** RECORDS **
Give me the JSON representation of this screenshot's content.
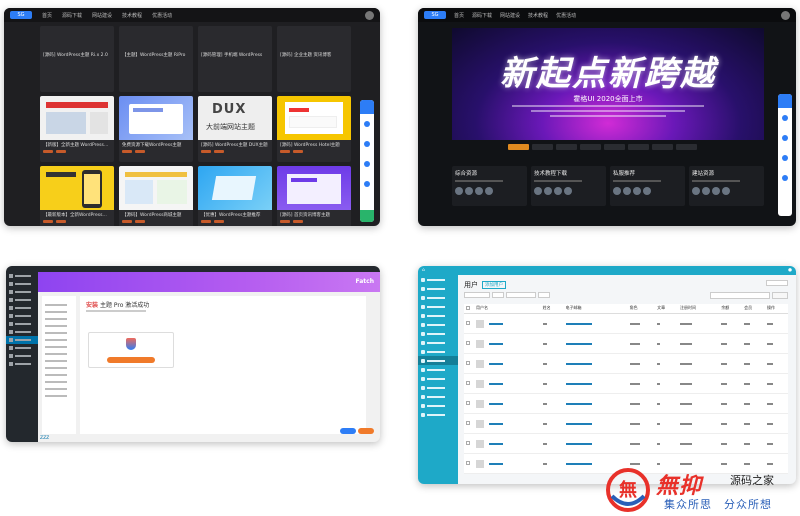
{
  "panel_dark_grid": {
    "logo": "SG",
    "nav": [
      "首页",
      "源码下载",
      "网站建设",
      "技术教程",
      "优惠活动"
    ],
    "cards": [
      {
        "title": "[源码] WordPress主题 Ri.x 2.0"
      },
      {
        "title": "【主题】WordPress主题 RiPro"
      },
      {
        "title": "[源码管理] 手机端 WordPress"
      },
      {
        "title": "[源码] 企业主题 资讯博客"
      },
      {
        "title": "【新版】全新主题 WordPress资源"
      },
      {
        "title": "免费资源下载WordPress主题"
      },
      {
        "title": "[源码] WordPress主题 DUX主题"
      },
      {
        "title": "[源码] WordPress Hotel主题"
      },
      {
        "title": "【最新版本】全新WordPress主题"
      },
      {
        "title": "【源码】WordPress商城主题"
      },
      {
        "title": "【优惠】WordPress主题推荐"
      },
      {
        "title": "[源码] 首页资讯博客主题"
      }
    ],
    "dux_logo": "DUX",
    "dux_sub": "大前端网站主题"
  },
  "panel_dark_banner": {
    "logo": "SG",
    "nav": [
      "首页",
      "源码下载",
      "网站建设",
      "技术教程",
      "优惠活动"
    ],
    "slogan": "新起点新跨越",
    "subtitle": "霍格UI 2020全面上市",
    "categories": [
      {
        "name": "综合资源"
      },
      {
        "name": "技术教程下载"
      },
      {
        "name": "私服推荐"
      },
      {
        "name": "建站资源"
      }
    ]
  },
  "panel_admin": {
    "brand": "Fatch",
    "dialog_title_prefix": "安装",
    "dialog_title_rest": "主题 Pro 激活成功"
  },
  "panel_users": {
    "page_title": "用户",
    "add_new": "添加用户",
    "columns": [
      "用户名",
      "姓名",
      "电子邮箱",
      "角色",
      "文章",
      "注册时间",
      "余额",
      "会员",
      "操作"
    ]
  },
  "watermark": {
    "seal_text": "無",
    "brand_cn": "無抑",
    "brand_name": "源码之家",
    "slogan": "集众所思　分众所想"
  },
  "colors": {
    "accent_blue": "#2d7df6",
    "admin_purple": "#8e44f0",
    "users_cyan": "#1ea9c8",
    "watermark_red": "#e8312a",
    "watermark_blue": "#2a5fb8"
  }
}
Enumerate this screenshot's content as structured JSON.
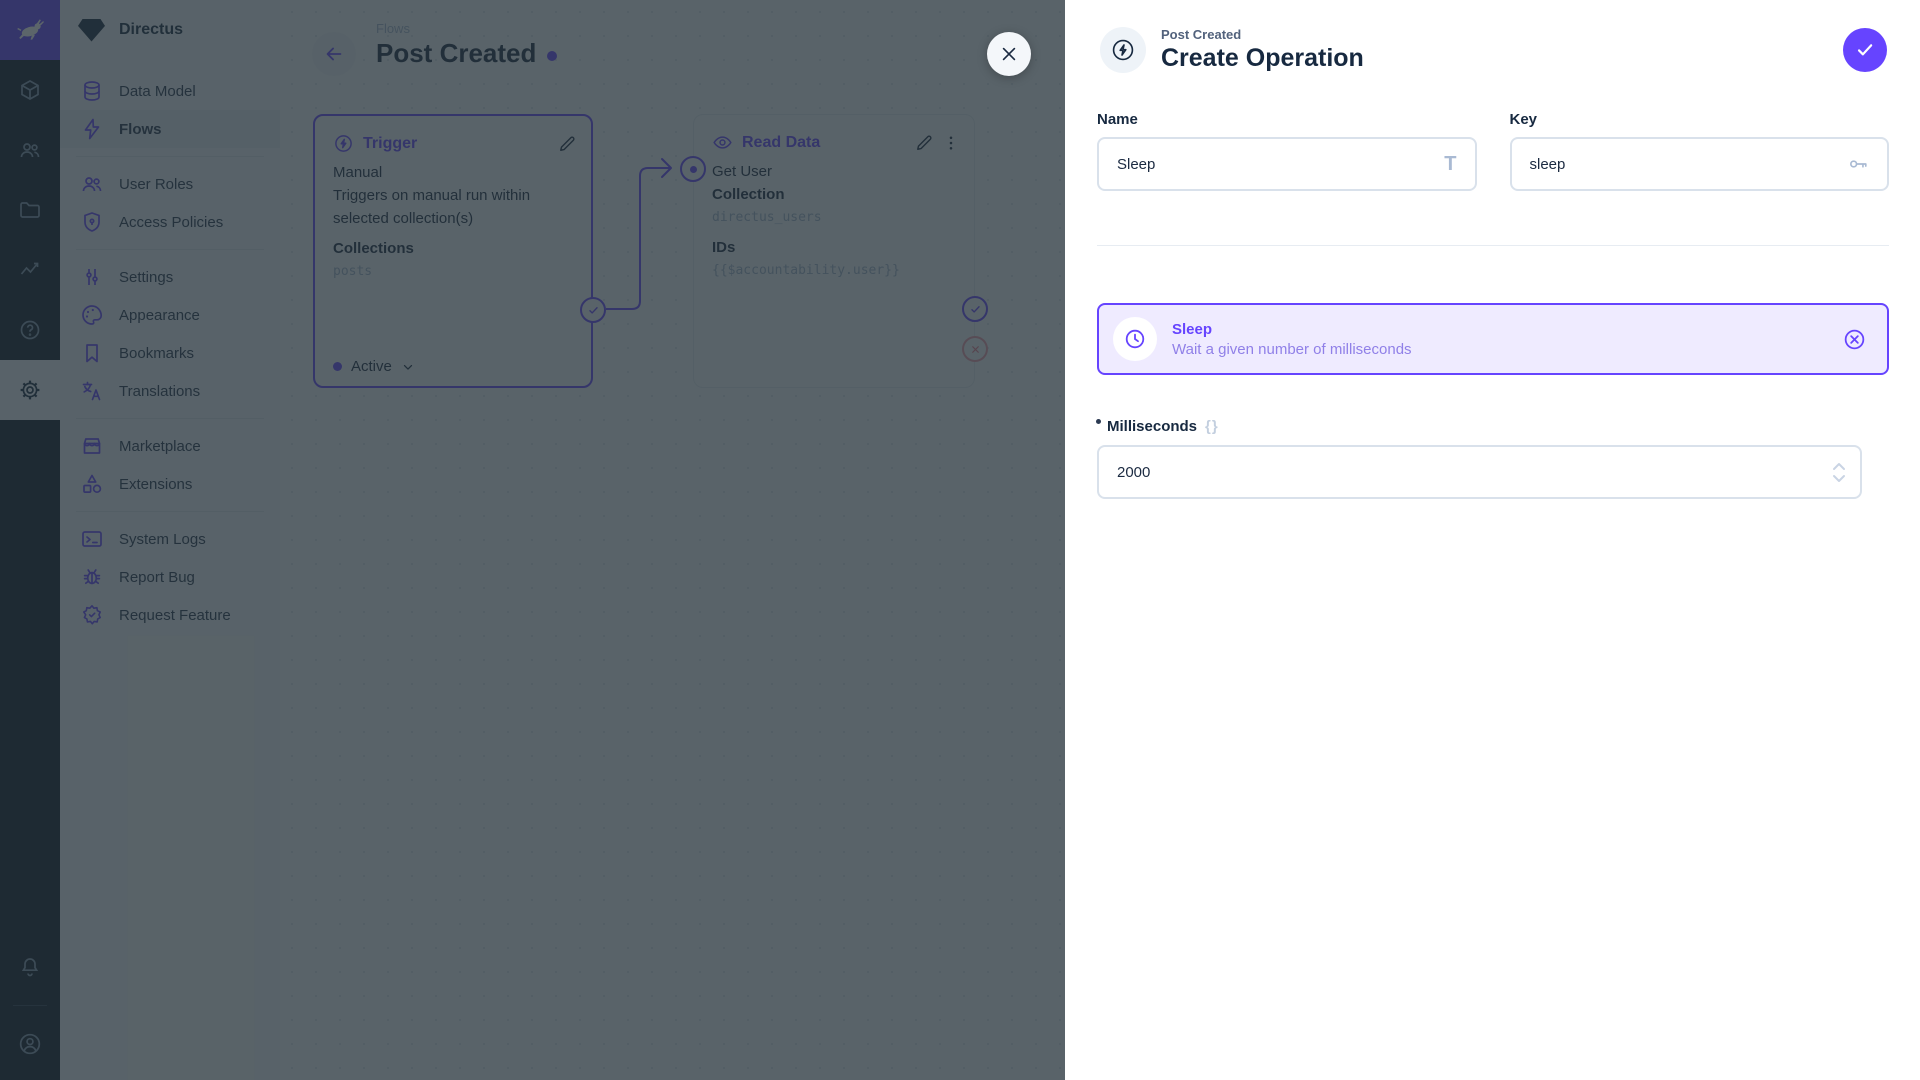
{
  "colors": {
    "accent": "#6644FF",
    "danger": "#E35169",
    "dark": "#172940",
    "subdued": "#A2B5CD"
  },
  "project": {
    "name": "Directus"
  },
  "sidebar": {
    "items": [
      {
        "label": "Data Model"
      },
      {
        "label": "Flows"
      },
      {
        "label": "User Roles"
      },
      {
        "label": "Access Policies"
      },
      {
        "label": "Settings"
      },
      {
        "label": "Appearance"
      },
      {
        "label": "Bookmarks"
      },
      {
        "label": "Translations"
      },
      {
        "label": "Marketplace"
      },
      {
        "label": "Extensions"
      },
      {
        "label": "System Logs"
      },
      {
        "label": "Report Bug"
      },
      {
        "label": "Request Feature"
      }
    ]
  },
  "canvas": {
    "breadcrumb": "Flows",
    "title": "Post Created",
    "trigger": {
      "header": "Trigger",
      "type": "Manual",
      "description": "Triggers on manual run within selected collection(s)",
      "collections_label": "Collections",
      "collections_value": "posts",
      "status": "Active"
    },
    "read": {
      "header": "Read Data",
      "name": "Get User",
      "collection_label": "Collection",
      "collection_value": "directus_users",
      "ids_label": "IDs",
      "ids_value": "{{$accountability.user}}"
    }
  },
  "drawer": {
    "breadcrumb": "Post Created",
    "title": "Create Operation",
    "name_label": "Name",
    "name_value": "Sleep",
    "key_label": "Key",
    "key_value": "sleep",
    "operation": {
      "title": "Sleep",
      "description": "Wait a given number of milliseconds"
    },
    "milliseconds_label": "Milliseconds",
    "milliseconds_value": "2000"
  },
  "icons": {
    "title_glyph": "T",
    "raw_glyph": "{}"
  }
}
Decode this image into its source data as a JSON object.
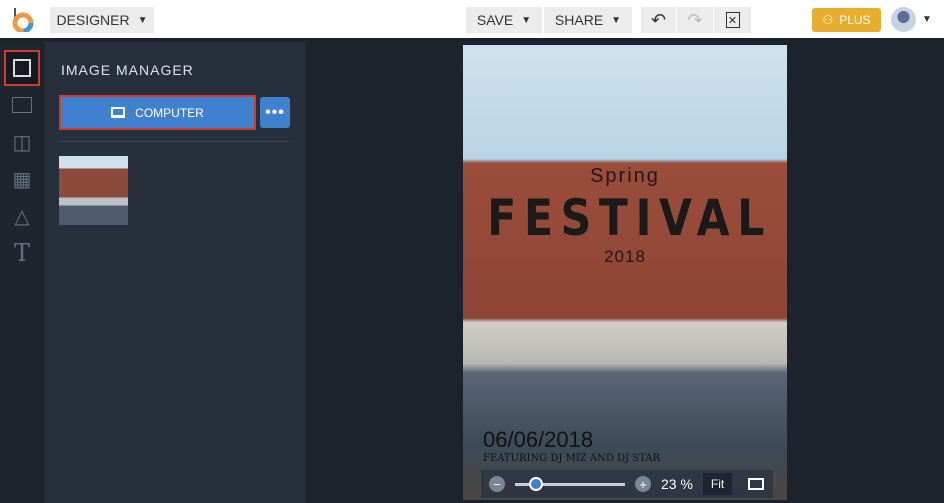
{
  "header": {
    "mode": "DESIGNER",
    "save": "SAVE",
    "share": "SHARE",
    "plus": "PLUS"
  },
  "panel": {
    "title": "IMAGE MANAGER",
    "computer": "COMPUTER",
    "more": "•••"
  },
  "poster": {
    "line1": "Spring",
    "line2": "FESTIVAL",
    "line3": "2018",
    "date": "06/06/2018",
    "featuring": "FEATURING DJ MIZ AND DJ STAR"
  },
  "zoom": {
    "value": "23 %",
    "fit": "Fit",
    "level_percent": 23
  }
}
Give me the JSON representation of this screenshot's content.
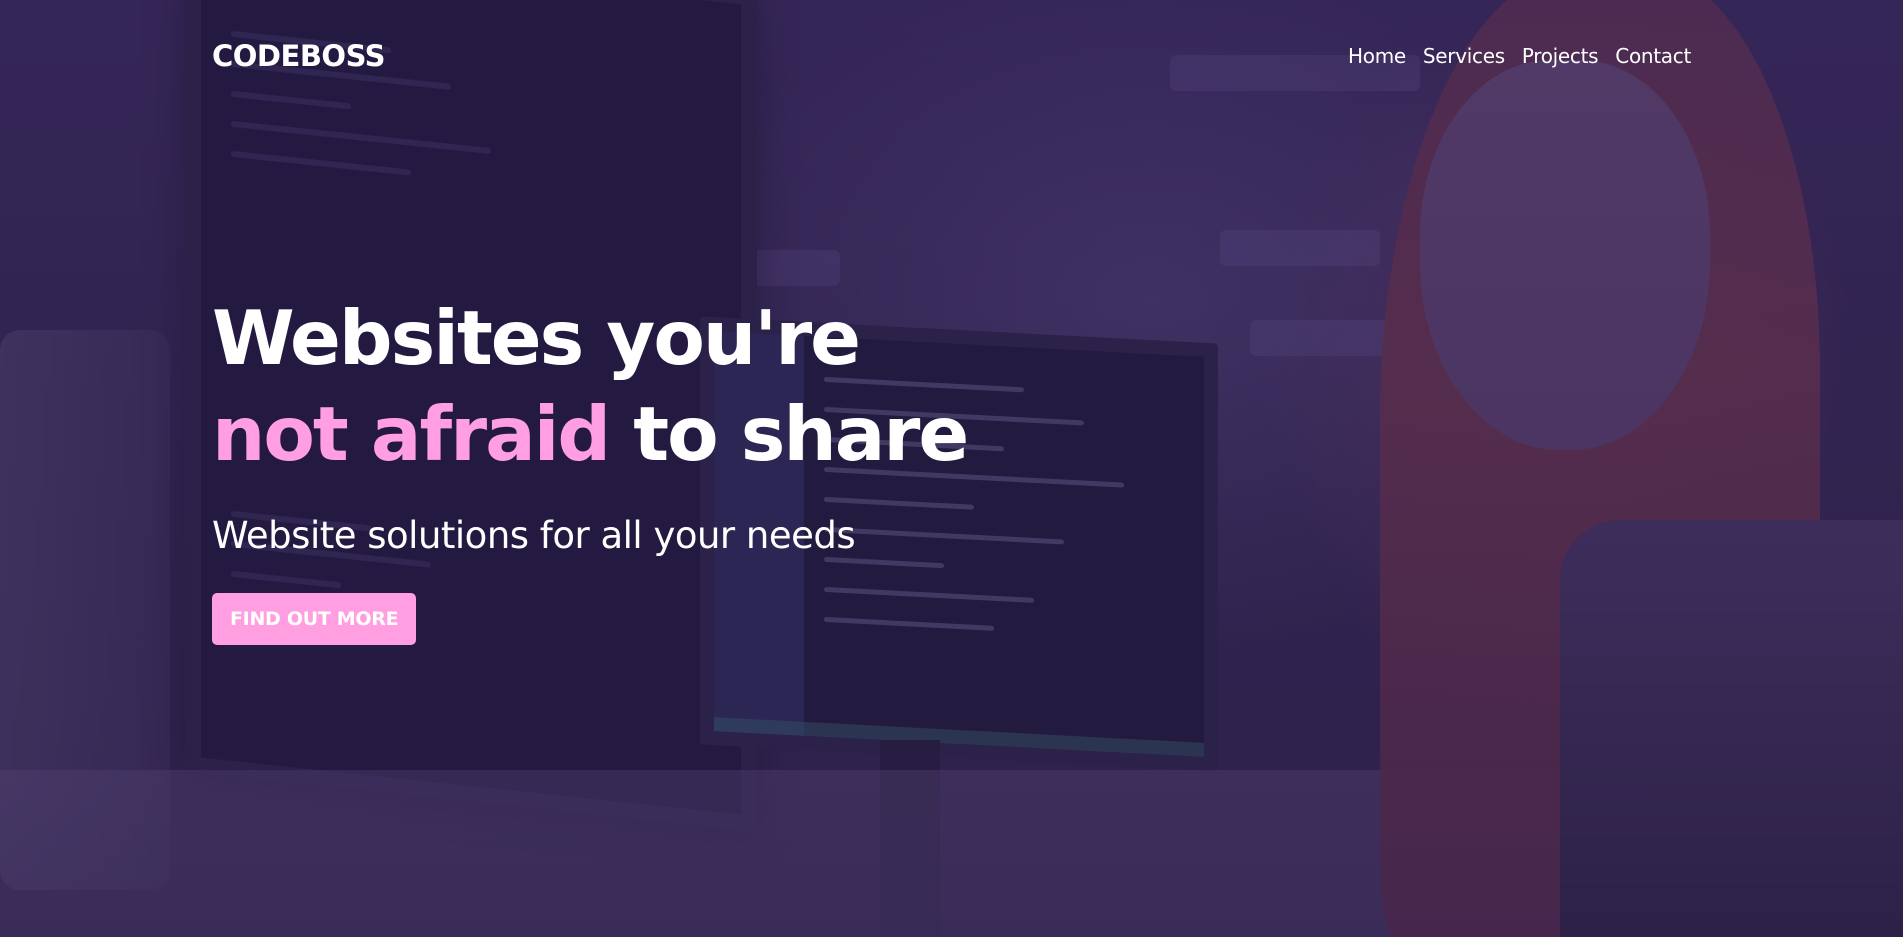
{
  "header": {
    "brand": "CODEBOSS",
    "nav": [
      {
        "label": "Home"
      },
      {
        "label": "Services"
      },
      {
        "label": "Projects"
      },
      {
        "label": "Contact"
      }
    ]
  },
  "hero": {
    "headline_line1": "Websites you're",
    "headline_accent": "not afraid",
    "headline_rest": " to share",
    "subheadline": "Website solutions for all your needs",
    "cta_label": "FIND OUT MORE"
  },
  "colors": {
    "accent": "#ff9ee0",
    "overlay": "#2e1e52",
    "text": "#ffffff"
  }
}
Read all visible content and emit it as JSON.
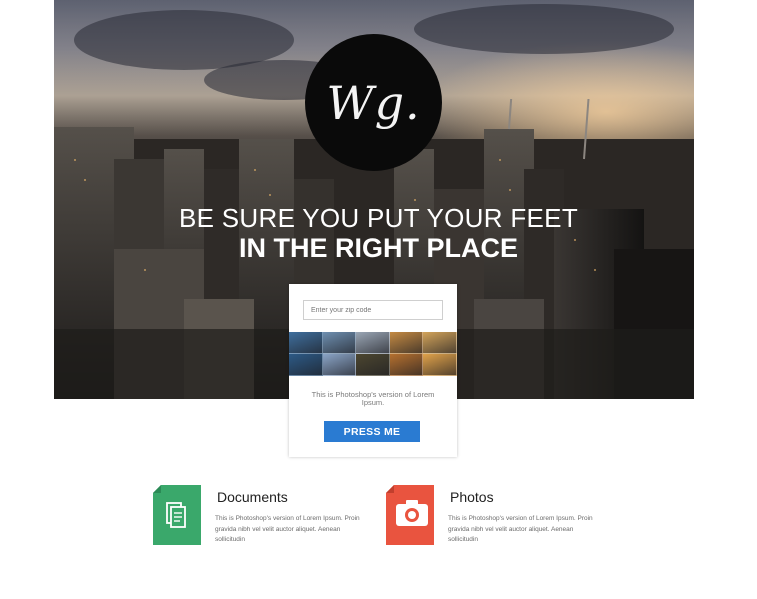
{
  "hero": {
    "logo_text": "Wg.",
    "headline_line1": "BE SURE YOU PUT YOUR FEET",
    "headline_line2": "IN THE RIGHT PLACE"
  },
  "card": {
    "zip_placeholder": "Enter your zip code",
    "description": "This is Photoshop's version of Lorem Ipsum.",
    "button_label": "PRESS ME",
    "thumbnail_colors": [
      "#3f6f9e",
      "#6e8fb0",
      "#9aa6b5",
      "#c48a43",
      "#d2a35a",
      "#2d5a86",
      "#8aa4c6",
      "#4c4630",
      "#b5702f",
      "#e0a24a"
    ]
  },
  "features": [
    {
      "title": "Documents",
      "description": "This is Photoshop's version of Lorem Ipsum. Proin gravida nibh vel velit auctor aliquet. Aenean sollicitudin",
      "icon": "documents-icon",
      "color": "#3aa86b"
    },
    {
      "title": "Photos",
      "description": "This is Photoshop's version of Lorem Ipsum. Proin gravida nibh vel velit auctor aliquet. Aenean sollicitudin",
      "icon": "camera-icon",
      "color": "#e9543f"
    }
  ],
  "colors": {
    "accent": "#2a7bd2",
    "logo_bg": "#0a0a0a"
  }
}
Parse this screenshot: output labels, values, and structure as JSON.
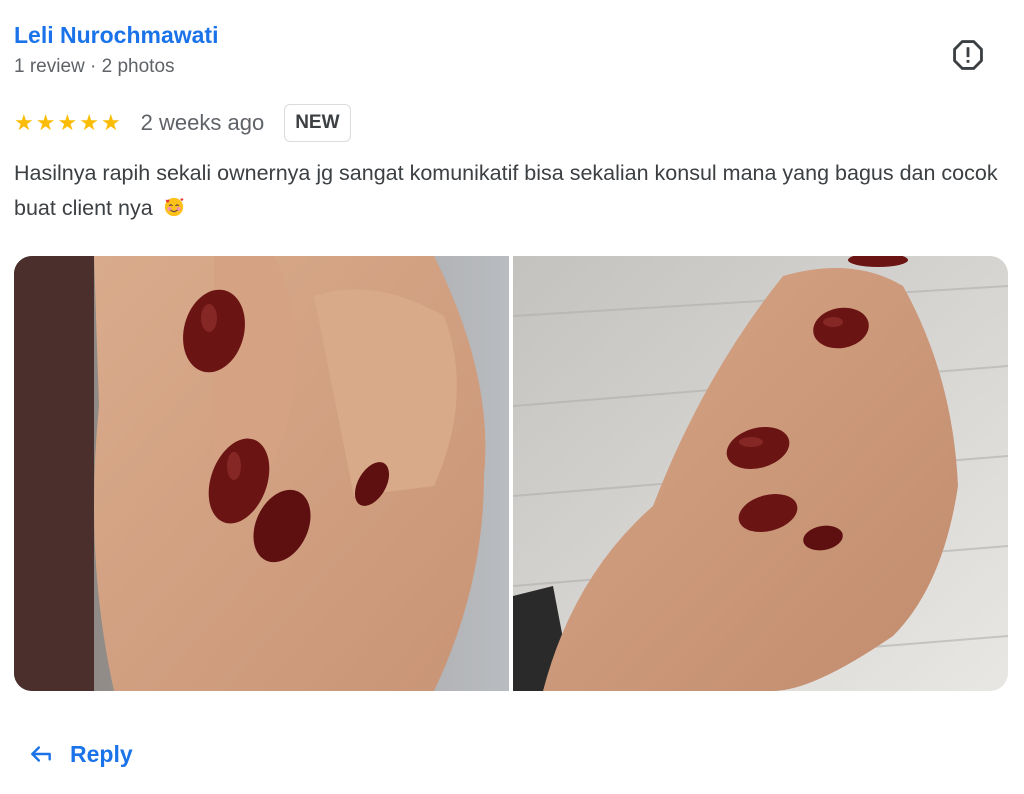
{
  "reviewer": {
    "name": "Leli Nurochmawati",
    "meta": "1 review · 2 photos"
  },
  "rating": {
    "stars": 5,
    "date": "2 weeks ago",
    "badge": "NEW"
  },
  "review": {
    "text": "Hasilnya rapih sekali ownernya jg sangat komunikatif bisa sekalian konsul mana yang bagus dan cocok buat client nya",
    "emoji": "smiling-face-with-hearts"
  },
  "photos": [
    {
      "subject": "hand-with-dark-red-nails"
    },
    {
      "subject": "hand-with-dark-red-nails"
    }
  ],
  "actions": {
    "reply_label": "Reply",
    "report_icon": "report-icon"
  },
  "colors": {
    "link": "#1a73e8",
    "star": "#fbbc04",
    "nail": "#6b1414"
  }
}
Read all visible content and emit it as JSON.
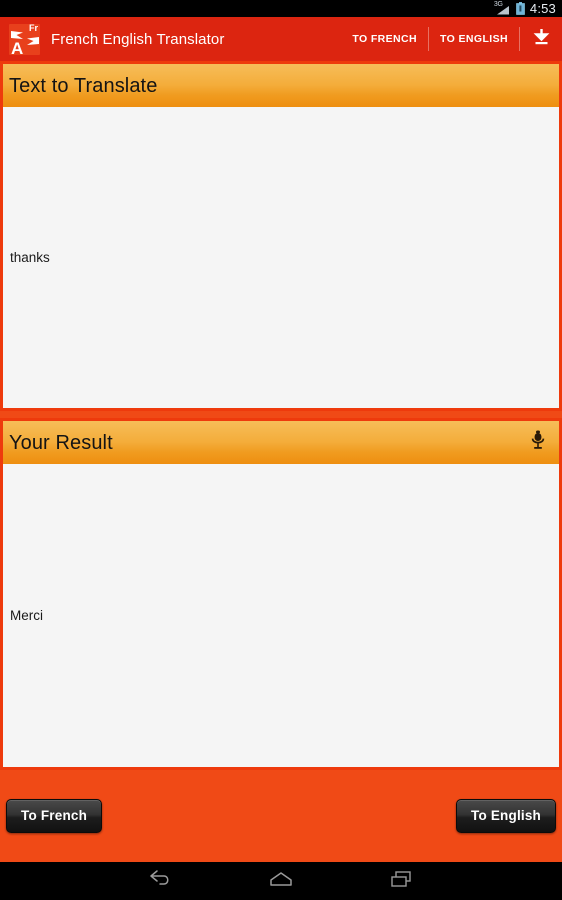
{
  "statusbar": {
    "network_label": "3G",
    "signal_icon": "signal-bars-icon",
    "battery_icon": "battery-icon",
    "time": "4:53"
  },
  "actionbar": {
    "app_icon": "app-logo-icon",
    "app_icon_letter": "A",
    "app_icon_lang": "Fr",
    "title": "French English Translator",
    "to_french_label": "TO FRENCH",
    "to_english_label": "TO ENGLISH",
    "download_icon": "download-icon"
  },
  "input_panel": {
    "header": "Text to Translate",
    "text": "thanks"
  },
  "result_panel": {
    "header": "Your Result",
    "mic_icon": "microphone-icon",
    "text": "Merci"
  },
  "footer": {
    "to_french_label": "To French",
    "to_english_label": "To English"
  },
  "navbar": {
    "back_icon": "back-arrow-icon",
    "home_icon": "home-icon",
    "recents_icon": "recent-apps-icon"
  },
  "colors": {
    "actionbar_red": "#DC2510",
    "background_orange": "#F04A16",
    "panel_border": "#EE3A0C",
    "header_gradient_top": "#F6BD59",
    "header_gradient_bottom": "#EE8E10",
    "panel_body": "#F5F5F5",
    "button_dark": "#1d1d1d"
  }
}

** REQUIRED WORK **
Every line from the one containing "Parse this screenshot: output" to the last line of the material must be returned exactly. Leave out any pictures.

** EXERCISE RESPONSE **
Parse this screenshot: output labels, values, and structure as JSON.
{
  "reviewer": {
    "name": "Leli Nurochmawati",
    "meta": "1 review · 2 photos"
  },
  "rating": {
    "stars": 5,
    "date": "2 weeks ago",
    "badge": "NEW"
  },
  "review": {
    "text": "Hasilnya rapih sekali ownernya jg sangat komunikatif bisa sekalian konsul mana yang bagus dan cocok buat client nya",
    "emoji": "smiling-face-with-hearts"
  },
  "photos": [
    {
      "subject": "hand-with-dark-red-nails"
    },
    {
      "subject": "hand-with-dark-red-nails"
    }
  ],
  "actions": {
    "reply_label": "Reply",
    "report_icon": "report-icon"
  },
  "colors": {
    "link": "#1a73e8",
    "star": "#fbbc04",
    "nail": "#6b1414"
  }
}
Read all visible content and emit it as JSON.
{
  "statusbar": {
    "network_label": "3G",
    "signal_icon": "signal-bars-icon",
    "battery_icon": "battery-icon",
    "time": "4:53"
  },
  "actionbar": {
    "app_icon": "app-logo-icon",
    "app_icon_letter": "A",
    "app_icon_lang": "Fr",
    "title": "French English Translator",
    "to_french_label": "TO FRENCH",
    "to_english_label": "TO ENGLISH",
    "download_icon": "download-icon"
  },
  "input_panel": {
    "header": "Text to Translate",
    "text": "thanks"
  },
  "result_panel": {
    "header": "Your Result",
    "mic_icon": "microphone-icon",
    "text": "Merci"
  },
  "footer": {
    "to_french_label": "To French",
    "to_english_label": "To English"
  },
  "navbar": {
    "back_icon": "back-arrow-icon",
    "home_icon": "home-icon",
    "recents_icon": "recent-apps-icon"
  },
  "colors": {
    "actionbar_red": "#DC2510",
    "background_orange": "#F04A16",
    "panel_border": "#EE3A0C",
    "header_gradient_top": "#F6BD59",
    "header_gradient_bottom": "#EE8E10",
    "panel_body": "#F5F5F5",
    "button_dark": "#1d1d1d"
  }
}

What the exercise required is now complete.